I’ve not tried calibrating computer monitors for video viewing, except to simply calibrate them for good computer viewing. Video Monitors and Computer Monitors are two different beasts and the challenge when you produce one video for both is to color correct in such a way that it looks best on video and good on a computer monitor.
You will find lots of interesting discussion on this topic on several threads of the DVinfo.net community.
I recently bought a Sony A1U and a wide angle adaptor. When I use the adaptor, the the picture is fine as long as I stay wide but if I zoom in anywhere from 25%-100% I get a heavy ghost/glow coming off my highlights. The lens is perfectly clean.
Have you come across anything like this?
Anne, the lens you have is only made to shoot on wide. You are getting that ghoustly glow because it is going out of focus, slightly.
I had that problem and learned the hard way. hope this helps.
Balagopal: Don’t worry about the histogram! When shooting, expose for the subject and don’t worry about anything else. The Spot Meter feature is great for this. NEVER use any Auto settings! Always set your exposure and focus manually. Don’t forget, you can set the shutter speed too.
Anne : Don’t ‘economise’ on wide-angle lenses. Get the Sony VCL-HG0737 for your camera and don’t forget to adjust the Conversion Lens setting in the camera accordingly (although that is apparently for the SteadyShot).
I hope that helps!
what the best setting in low light for the a1u or the best setting for the camera

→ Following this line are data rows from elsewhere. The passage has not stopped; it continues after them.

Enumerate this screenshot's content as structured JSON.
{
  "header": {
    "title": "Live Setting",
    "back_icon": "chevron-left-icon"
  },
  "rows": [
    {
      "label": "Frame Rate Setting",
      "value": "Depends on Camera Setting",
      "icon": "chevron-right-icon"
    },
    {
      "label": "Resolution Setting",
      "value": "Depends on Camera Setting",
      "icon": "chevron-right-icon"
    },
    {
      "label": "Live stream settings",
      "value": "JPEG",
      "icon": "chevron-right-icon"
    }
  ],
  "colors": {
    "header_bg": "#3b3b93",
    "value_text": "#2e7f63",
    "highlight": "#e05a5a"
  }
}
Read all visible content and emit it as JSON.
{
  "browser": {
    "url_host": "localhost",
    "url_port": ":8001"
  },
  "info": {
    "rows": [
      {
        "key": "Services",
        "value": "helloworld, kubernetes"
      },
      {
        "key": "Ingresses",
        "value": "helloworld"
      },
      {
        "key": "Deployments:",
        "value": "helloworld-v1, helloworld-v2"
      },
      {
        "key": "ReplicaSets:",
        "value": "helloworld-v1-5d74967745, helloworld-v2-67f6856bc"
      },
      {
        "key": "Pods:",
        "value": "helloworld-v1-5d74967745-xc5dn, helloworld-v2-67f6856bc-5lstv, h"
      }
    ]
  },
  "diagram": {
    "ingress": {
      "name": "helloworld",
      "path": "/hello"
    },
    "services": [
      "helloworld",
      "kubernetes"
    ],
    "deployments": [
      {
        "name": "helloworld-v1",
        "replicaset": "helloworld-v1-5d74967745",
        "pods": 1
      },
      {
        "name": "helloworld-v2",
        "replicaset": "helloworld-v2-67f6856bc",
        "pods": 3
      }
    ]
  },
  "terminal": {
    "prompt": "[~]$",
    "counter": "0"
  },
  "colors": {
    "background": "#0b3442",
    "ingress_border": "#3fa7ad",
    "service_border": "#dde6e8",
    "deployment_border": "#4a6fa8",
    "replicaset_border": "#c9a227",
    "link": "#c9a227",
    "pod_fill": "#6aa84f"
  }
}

Eman, as far as settings go in low light, the camera automatically increases gain as you increase exposure. One way to get better low light performance is adjusting the shutter speed. If you don’t mind a little extra motion blur, opening up the shutter a little bit gets more light to the CMOS sensor. No matter how you slice it, the A1 and V1 are not as good as the Z1 in low light. CCD sensors still have the sensitivity advantage over CMOS.

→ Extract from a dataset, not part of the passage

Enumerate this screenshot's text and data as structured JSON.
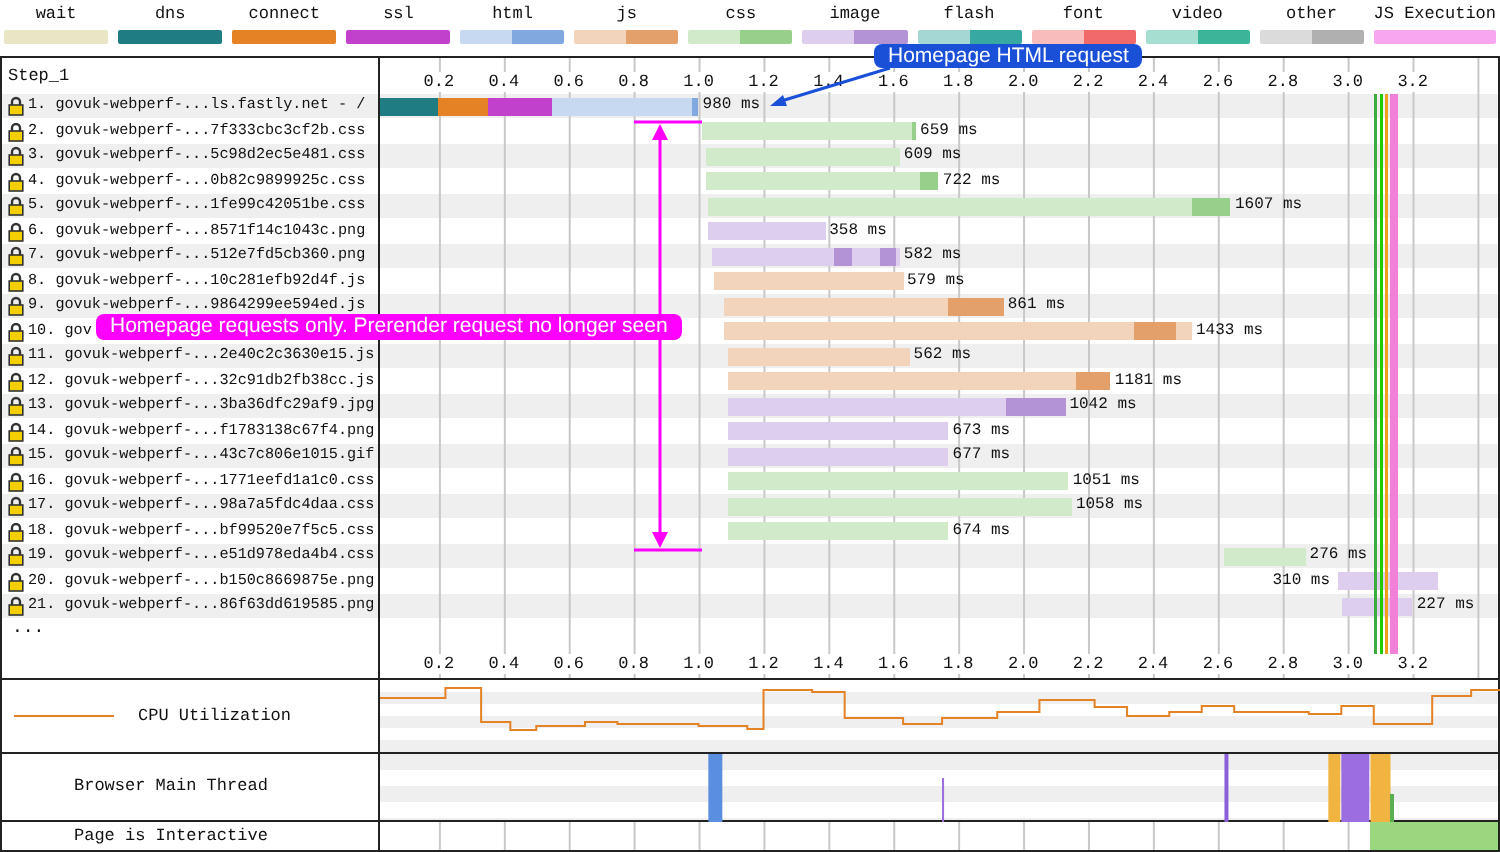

I shoot video for a newspaper, and we have two of these cameras in our pool of equipment. Several different people have had the same problem, and I can’t find any information about it – maybe you know what’s going on.
When the focus mode is set to zoom, occasionally the camera will zoom in or out on its own. Just wondering if we’re accidentally hitting something while in the zoom mode, or if this is a quirk of the camera. Usually if we reset the camera to manual and then back to zoom, the problem goes away. Any ideas?
This may be a quirk of the camera, i notice that as my camera gets older the zoom control on the body has become very funky and erratic in performance, thus, this may be due to a funky contact in this switch. Oh, my, manual is often the solution to so many problems :-) It’s hard to tell without playing with the camera.
Great info Everyone, Thanks for all the tips.
I just bought a used A1U — the Status check says it has
20x10H of operation
8x10H of Drum Run
7x10H of Tape Run
18X10 of Threading
Can anyone tell me what this means concretely — very used, little used, or moderate used?
20x10H of operation = the camera has been turned on and doing something or another for a total 200 hours.
8x10H of Drum Run = the camera has had the video drum engaged in pause, play, or record for 80 hours (tape engaged, ready to record, or recording, or playback), this is the key figure, it means the camera has been used for the equivalent of 80 1-hour tapes.
18X10 of Threading = This one I’m not sure about, is it the number of times it’s threaded a tape? It’s not an hour figure.
This is what I could call medium to moderate use for a consumer camera.